In other words, KMI carries a fair amount of debt, but it is not unsustainable. Now, it should be noted that KMI chooses to distribute virtually all of its after-tax cash flow in the form of dividends and buybacks. With relatively few assets left that it could drop down to its MLPs, it is hard to see its debt balance shrinking materially from here. Barring a decision by management to cut its dividend to pay down debt, which is extremely unlikely (i.e. less than a 5% chance in the next 30 months), KMI will be left with this debt load and forced to roll over debt as it matures. This does subject KMI to refinancing risk and the prospect of rolling over debt when interest rates are higher, which will eat into cash available for dividends.

Now, this leverage appears on KMI's own balance sheet, and investors can account for it easily. However, KMI is not like other companies that are levered 3x because KMI's cash flows are determined by the operations of another company, KMP. Now, KMP carries a significant amount of debt, $20.7 billion. KMP's debt to EBITDA is 3.7x and its interest expense coverage ratio will be about 5.6x in the next twelve months. Obviously, creditors of KMP are the first to get paid. The cash left over is then available for limited partners and KMI. As noted above, KMI's cash flow are more volatile to the upside and downside. If times got bad, KMI would bear a worse hit than KMP holders. This essentially subordinates KMI to KMP creditors and limited partners.

Now, some investors may want to de-emphasize KMP's leverage when looking at KMI. To them I offer this example. Let's say there are two stocks, Company A and Company B. A is very highly levered, let's say 10x and pays out a $1.00 per share dividend. This high leverage makes that dividend constantly at risk, so shares trade at only $8 (a 12.5% yield), reflecting the risk of a dividend cut. Company B merely owns stock in Company A and passes on the $1 in per share dividends and carries no debt. Technically, Company B has a leverage ratio of 0x, but shares shouldn't trade very high, say 25% (a 4% yield), because in reality, this cash flow is highly levered. B's cash inflows are dependent on the cash flows of a levered company, and so it will trade like a levered company, right around $8 as well.

Now by carrying debt of its own, KMI is essentially adding leverage to already levered cash flows. When times are good, this model can be fantastic, allowing for a sizable dividend (4.5%) and some share repurchases. If KMP has to roll over debt at a higher interest rate, its payments to KMI will fall, thereby weakening KMI's dividend capacity. Investors need to consider the leverage at KMP before feeling comfortable with KMI as it and the IDR structure amount to leverage beyond the 3x KMI itself carries.
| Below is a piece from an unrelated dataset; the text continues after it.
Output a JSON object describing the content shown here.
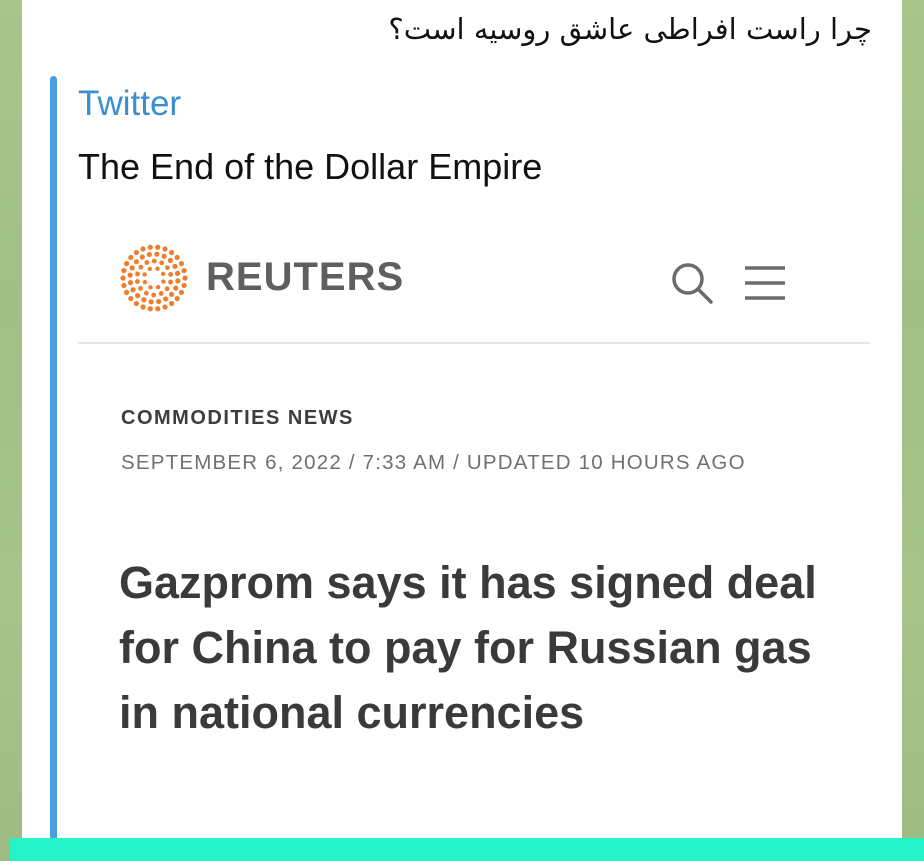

Instead, there is an almost multiplier effect of leverage.

Theoretically a 20% decline in KMP's EBITDA would have no impact on creditors' interest income, but would cut limited partner's income by 17% and KMI's GP income by 30%. That type of cash flow decline is more analogous to a company that carries 7x leverage. KMI's structural subordination to KMP debt and unitholders essentially amounts to another 4x leverage beyond the 3x it itself carries. Thus, it is clear that KMI is a very levered play on KMP. If you are bullish on KMP, I can understand the impetus to buy KMI to juice future returns, but one must also be aware of the disproportionate downside. KMI should focus more on debt repayment and less on dividends to reflect structural leverage. Given its risk, I would be hesitant to buy KMI stock.

Disclosure: The author has no positions in any stocks mentioned, and no plans to initiate any positions within the next 72 hours. The author wrote this article themselves, and it expresses their own opinions. The author is not receiving compensation for it (other than from Seeking Alpha). The author has no business relationship with any company whose stock is mentioned in this article.